> Instructions to follow: Pick out every line of the entries below where "this" occurs, and copy those lines.

• • •

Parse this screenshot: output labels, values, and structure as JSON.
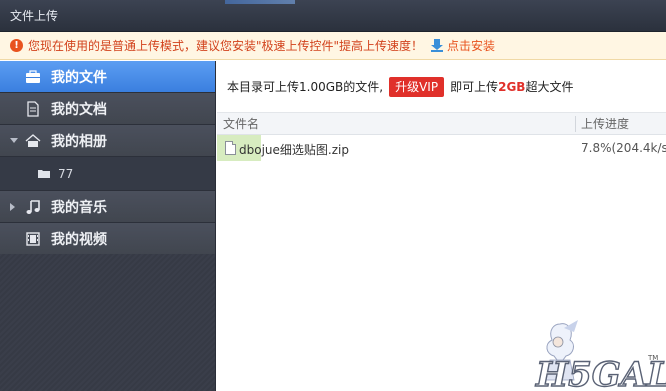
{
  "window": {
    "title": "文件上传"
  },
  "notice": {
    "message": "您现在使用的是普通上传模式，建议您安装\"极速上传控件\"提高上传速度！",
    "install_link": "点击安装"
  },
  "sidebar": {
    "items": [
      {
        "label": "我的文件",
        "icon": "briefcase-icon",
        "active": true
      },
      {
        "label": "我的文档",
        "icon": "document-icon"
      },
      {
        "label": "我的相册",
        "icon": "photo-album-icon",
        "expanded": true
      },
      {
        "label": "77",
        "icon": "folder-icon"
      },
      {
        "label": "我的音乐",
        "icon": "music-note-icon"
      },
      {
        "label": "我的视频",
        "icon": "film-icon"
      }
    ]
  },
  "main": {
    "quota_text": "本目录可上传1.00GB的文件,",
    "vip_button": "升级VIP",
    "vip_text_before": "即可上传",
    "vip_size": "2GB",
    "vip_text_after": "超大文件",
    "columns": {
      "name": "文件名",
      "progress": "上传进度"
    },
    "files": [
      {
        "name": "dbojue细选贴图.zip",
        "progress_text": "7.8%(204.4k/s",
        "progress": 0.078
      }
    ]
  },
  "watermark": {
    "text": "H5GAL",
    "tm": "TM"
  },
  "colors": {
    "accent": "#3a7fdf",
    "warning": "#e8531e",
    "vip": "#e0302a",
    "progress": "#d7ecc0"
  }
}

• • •

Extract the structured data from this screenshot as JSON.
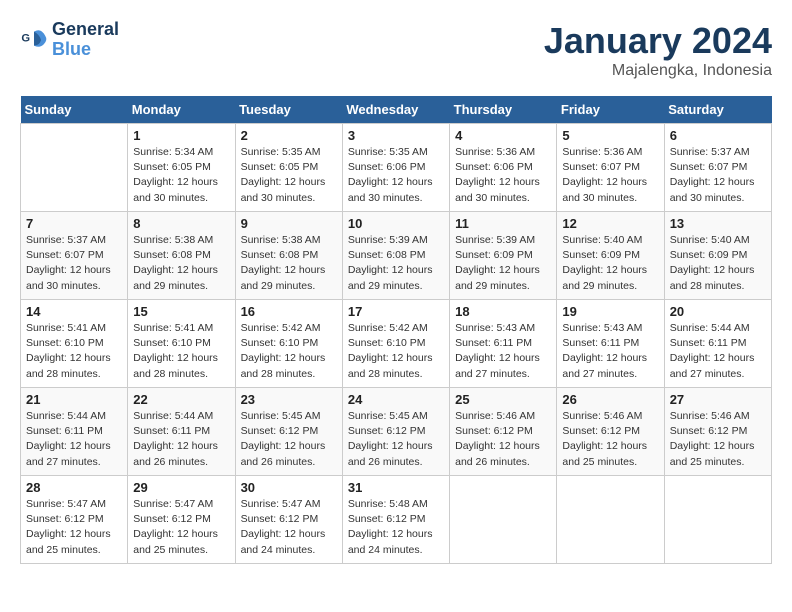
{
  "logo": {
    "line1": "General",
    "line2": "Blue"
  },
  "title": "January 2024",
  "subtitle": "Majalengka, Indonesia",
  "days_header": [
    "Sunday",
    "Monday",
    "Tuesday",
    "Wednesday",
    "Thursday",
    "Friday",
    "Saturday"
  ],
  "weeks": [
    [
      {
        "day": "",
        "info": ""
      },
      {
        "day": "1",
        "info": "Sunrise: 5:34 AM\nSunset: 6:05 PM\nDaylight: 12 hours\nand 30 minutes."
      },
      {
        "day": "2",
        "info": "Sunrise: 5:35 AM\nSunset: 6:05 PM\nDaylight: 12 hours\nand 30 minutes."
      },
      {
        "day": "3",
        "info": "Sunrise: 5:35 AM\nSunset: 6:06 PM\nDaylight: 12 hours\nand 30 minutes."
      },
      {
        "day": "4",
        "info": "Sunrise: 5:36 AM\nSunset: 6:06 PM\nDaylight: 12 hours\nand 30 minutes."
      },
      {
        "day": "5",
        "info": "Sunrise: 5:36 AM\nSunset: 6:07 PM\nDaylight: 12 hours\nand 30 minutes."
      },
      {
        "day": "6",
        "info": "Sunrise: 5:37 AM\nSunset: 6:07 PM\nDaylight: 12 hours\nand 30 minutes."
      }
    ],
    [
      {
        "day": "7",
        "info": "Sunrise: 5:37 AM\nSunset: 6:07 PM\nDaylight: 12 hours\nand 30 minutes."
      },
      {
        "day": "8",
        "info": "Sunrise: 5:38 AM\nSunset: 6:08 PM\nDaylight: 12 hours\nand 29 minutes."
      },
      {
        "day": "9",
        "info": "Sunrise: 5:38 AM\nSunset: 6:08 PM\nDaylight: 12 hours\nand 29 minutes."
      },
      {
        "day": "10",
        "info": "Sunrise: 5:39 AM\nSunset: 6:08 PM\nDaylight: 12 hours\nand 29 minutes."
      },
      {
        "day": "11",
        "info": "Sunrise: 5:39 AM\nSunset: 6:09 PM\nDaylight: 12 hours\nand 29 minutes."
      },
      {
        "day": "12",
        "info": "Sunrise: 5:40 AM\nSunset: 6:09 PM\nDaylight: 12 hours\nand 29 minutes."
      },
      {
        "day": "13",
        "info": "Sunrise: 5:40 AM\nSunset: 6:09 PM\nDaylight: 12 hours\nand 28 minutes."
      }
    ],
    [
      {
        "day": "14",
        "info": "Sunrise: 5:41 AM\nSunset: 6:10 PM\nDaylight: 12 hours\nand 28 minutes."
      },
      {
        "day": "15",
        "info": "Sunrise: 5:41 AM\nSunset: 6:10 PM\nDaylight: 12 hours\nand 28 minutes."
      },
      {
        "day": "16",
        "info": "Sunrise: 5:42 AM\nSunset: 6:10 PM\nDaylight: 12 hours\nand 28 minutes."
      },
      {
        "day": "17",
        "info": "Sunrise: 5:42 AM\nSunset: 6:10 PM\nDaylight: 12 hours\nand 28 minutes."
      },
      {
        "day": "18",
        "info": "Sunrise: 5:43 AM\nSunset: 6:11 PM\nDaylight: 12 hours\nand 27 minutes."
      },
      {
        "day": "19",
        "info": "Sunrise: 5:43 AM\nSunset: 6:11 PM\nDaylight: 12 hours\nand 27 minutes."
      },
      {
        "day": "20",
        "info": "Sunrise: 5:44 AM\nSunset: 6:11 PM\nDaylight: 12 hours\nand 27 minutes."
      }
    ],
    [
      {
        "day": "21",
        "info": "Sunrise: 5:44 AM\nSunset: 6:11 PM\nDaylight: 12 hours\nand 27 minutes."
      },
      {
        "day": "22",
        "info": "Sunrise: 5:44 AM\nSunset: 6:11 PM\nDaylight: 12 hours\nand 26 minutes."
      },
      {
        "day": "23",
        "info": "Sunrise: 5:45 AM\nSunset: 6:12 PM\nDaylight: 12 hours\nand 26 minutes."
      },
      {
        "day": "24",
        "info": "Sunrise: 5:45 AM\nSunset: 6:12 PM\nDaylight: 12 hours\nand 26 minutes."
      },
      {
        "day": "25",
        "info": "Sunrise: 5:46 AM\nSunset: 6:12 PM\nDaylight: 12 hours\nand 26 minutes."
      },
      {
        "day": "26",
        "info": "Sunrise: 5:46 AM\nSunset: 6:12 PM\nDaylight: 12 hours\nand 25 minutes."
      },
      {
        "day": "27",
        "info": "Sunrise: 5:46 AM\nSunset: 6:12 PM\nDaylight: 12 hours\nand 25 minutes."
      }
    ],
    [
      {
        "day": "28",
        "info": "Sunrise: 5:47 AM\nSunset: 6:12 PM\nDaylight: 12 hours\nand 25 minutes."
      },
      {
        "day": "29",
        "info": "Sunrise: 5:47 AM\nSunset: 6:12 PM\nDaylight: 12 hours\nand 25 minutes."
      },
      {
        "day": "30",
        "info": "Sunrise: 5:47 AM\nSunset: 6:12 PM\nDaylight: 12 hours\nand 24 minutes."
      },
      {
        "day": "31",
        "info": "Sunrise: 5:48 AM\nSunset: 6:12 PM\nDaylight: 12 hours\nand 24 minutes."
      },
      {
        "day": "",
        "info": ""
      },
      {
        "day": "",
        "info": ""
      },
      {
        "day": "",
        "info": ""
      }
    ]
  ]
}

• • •

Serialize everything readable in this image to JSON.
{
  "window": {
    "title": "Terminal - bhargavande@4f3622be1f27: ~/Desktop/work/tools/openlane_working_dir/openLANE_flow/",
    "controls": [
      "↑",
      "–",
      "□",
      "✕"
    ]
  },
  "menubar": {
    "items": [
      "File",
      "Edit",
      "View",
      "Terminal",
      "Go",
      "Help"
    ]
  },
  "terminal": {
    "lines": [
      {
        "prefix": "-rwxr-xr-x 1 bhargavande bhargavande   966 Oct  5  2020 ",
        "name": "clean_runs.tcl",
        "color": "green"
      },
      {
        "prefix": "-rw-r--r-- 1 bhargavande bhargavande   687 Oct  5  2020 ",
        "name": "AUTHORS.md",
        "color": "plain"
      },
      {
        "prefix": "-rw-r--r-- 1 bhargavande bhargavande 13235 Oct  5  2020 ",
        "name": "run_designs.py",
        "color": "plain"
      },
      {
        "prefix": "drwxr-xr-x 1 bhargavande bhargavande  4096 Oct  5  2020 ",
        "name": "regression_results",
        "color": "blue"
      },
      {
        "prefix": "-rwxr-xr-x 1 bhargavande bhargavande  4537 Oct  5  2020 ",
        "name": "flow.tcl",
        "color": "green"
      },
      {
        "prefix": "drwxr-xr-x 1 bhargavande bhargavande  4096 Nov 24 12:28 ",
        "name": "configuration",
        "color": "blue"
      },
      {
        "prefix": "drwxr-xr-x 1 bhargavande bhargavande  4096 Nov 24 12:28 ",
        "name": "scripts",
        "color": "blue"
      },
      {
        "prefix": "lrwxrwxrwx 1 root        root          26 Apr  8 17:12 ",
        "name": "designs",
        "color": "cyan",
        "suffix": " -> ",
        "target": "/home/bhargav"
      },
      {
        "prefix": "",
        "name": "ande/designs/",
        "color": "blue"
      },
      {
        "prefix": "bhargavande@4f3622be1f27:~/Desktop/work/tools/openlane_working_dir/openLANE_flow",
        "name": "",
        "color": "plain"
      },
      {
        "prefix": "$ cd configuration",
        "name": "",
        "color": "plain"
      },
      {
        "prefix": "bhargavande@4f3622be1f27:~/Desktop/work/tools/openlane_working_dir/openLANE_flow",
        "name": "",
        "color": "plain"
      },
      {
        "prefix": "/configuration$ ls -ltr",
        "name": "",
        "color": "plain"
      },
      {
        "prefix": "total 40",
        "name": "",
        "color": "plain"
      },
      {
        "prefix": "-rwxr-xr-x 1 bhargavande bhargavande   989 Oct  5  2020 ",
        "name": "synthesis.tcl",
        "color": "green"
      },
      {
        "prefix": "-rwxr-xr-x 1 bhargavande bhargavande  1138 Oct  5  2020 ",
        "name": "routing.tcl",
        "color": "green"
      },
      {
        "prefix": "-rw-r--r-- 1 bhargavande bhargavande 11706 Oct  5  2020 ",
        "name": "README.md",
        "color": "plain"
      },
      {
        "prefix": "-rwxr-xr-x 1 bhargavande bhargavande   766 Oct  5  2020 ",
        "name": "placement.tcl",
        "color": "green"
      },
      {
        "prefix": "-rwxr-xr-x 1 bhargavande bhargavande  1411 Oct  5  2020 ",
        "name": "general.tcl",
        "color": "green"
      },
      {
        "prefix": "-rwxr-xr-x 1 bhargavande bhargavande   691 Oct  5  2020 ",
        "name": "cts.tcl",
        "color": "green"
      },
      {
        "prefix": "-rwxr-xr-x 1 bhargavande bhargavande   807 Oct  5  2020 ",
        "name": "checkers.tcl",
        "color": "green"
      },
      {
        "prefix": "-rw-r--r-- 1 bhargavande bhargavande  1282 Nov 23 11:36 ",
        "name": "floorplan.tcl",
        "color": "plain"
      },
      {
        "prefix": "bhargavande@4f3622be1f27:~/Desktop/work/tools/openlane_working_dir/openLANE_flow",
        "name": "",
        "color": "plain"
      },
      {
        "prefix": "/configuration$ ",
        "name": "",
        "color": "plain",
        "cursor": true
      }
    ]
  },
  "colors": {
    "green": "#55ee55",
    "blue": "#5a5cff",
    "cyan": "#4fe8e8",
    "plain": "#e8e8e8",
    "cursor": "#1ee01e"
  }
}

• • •

> Solved exercise:
Parse this screenshot: output labels, values, and structure as JSON.
Extract the structured data from this screenshot as JSON.
Serialize everything readable in this image to JSON.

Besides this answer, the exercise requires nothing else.